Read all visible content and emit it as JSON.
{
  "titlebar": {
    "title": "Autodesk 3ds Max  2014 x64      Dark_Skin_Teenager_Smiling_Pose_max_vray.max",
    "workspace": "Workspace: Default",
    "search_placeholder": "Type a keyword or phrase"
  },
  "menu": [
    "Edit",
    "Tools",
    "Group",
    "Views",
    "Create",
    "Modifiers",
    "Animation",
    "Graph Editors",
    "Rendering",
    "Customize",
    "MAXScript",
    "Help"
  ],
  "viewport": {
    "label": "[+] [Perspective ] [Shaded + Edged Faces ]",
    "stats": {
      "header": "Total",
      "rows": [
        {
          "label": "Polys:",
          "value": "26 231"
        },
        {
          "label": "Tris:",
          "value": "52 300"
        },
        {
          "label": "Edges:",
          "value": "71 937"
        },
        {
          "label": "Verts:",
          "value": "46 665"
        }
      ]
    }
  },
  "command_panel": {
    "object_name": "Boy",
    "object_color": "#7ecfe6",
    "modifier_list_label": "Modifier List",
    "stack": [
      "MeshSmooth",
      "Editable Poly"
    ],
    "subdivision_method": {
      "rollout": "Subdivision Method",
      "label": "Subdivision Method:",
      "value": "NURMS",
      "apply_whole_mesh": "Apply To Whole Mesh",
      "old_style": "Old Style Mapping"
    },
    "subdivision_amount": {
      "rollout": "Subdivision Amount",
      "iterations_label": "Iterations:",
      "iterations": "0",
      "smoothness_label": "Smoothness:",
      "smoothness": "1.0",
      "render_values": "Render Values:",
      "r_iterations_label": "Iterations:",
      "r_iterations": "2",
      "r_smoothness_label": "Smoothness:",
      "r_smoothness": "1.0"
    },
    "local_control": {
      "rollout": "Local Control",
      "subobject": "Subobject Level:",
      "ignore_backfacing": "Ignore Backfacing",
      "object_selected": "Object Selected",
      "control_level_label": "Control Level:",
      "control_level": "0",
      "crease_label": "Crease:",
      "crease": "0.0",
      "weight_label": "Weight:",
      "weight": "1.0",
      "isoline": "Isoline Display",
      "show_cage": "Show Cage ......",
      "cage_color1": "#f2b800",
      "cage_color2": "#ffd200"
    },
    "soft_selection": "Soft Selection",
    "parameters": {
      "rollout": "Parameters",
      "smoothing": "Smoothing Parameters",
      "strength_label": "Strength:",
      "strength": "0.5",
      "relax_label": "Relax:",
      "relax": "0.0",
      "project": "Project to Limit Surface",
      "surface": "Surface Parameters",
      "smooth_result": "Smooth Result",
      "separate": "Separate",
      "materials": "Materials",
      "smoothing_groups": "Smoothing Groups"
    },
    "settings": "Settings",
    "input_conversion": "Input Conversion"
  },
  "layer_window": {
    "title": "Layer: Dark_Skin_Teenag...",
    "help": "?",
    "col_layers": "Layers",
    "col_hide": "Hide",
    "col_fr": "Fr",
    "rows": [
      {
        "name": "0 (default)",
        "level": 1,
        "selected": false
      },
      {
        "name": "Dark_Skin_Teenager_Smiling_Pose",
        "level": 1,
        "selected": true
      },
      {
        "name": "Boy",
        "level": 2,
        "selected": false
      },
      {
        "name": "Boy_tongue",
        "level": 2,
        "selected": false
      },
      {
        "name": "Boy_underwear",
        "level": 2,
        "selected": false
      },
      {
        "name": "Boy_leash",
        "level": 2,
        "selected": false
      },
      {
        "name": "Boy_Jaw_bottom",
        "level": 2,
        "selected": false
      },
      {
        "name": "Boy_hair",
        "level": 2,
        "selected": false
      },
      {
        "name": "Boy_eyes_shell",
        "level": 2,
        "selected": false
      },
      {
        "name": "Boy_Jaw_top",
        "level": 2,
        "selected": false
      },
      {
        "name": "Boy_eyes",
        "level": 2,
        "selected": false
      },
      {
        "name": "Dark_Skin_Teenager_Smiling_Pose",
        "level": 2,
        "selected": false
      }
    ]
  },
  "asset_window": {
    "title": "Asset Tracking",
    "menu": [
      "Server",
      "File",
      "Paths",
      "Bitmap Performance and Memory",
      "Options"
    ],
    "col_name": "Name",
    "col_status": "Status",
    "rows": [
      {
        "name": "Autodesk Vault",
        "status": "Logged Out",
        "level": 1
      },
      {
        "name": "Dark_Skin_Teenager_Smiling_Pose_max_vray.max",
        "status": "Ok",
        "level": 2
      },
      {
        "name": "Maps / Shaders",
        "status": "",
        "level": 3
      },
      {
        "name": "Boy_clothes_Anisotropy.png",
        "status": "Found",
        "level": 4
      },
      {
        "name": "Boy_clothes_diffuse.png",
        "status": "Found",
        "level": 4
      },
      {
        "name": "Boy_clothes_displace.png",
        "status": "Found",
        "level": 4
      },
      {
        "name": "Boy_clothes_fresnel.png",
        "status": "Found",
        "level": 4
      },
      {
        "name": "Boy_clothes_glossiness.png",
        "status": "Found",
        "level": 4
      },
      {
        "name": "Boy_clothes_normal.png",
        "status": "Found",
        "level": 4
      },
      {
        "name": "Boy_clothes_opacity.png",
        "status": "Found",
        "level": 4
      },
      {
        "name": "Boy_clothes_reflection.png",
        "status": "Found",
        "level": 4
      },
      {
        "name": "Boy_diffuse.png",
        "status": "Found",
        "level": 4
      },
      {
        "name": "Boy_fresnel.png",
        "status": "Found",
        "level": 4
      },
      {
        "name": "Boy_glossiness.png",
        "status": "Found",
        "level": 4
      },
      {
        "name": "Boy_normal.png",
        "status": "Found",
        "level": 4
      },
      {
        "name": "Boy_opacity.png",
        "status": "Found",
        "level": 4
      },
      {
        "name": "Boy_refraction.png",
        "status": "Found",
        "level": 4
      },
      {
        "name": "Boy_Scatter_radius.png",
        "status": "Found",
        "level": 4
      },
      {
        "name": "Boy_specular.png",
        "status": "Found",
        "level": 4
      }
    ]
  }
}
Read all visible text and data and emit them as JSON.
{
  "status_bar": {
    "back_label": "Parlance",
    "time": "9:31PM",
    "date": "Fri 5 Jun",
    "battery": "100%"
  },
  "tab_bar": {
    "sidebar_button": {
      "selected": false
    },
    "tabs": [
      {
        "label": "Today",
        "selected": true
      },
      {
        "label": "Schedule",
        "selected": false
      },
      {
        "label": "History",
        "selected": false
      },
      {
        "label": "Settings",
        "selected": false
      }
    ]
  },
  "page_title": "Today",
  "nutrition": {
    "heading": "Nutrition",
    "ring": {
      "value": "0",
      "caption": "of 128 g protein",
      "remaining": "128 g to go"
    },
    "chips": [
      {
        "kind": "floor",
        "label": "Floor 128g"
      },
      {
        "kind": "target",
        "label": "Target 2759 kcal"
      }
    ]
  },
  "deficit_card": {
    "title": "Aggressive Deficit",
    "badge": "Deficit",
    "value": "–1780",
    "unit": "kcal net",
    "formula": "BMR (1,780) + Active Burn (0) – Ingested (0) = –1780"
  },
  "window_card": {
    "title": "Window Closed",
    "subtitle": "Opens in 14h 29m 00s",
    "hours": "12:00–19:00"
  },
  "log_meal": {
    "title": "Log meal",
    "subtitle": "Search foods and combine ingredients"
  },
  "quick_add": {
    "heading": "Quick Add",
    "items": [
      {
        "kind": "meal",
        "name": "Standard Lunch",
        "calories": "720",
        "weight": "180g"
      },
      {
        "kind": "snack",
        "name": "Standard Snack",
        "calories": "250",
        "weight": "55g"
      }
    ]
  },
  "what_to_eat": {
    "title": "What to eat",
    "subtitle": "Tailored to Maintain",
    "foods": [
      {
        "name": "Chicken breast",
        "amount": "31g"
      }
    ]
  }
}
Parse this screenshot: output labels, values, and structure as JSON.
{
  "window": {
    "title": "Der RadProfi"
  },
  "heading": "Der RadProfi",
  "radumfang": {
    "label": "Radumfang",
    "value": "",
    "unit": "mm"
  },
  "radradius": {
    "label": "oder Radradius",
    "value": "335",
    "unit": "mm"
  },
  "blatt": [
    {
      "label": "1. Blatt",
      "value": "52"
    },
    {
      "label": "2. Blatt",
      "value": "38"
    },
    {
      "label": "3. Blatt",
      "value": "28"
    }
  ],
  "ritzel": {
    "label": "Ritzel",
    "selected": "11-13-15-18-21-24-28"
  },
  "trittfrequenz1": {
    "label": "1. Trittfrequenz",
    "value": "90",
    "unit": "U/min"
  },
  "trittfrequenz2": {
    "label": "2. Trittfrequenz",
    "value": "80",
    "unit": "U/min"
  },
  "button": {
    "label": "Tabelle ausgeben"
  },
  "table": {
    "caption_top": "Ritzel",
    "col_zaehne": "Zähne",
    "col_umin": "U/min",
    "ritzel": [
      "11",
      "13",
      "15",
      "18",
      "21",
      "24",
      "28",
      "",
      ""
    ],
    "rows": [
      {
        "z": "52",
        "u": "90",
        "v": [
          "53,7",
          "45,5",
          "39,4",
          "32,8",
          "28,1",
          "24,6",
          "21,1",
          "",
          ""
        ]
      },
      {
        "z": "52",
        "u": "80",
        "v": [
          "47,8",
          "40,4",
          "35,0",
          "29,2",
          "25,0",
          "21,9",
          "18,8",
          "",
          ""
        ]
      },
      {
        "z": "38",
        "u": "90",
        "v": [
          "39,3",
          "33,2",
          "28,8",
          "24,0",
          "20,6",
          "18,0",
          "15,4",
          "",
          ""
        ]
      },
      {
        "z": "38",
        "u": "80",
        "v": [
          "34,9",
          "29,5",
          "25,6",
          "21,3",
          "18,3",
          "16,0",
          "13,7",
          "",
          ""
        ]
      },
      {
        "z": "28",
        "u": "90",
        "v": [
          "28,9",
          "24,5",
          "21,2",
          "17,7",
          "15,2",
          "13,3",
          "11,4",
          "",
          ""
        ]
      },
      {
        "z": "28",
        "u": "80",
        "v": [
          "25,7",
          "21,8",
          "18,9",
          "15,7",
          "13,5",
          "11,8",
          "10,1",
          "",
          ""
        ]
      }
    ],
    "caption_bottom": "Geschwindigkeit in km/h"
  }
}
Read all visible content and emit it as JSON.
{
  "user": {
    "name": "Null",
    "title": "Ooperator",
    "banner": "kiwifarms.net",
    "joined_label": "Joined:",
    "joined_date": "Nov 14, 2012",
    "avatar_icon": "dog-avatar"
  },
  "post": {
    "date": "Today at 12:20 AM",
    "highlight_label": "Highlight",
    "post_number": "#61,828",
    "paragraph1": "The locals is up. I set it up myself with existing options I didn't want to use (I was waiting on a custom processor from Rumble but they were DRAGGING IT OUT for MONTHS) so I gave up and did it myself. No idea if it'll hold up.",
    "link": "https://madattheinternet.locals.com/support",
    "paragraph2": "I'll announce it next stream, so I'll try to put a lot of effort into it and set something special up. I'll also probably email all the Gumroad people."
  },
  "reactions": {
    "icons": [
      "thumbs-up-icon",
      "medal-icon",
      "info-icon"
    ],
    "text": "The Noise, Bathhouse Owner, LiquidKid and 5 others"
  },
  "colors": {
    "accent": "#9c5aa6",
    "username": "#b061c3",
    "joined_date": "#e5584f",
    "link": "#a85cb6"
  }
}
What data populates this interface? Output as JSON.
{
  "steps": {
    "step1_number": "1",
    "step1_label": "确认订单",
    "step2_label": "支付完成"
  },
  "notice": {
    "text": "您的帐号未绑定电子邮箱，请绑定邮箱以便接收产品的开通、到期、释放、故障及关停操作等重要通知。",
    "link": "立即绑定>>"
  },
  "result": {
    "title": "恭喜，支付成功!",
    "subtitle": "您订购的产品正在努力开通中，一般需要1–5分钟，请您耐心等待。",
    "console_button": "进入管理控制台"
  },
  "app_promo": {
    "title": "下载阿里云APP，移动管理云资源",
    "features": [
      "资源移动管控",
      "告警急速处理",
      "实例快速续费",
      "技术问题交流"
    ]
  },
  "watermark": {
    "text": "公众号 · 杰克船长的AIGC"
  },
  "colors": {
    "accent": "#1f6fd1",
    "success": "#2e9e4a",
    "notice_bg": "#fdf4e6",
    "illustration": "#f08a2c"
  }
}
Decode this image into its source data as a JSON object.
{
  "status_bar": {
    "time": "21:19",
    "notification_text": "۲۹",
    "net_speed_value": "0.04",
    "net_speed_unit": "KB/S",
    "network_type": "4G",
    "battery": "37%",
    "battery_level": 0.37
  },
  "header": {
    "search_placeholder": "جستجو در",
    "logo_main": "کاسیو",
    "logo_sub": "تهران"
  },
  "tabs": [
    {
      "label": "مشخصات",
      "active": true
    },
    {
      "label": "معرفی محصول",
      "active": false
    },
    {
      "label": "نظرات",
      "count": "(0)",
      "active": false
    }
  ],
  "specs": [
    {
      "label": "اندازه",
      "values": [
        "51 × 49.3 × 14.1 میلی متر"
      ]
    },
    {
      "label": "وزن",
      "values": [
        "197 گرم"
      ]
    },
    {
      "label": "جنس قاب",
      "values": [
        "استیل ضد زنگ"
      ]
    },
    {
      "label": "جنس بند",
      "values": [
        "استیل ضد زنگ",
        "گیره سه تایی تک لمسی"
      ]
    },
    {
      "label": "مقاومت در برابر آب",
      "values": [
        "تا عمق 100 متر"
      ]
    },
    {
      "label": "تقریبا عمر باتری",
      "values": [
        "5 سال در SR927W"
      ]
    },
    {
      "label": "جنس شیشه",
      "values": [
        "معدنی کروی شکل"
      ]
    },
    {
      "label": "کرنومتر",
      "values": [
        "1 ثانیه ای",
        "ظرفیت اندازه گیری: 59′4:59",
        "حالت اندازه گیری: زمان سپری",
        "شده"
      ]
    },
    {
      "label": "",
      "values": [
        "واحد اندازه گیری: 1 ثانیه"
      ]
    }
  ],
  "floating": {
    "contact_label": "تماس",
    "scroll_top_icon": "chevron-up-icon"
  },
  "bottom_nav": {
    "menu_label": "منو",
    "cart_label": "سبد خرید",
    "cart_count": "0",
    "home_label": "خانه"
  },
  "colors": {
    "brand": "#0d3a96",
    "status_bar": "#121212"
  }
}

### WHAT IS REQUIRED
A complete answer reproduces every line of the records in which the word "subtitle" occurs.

### RESPONSE TO THE EXERCISE
    "subtitle": "Opens in 14h 29m 00s",
    "subtitle": "Search foods and combine ingredients"
    "subtitle": "Tailored to Maintain",
    "subtitle": "您订购的产品正在努力开通中，一般需要1–5分钟，请您耐心等待。",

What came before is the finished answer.